The response must contain every line from the records below that has "Account".

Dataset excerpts

━━━━━━━━

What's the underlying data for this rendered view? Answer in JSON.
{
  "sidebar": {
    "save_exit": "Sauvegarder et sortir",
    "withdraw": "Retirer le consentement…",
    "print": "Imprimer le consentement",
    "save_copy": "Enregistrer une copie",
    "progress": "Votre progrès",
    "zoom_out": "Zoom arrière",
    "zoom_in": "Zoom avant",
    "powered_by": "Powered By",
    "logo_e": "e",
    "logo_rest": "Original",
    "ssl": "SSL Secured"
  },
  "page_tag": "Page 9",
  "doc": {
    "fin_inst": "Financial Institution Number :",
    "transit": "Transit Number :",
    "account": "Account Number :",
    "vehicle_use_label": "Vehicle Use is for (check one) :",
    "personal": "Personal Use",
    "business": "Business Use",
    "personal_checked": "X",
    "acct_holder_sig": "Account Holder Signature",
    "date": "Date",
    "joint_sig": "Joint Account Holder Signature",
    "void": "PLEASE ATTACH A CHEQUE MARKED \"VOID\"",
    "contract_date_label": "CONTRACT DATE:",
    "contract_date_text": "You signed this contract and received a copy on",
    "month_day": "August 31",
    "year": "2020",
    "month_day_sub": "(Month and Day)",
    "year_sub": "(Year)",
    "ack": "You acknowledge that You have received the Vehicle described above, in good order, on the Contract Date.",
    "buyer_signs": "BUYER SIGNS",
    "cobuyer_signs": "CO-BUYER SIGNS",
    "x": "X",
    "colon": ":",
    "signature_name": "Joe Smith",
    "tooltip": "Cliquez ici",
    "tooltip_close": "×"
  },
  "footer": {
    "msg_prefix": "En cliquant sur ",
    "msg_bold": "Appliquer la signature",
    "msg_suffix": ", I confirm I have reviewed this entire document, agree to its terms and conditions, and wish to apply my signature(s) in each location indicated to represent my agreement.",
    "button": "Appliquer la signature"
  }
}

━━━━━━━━

**WRITTEN SOLUTION:**
    "account": "Account Number :",
    "acct_holder_sig": "Account Holder Signature",
    "joint_sig": "Joint Account Holder Signature",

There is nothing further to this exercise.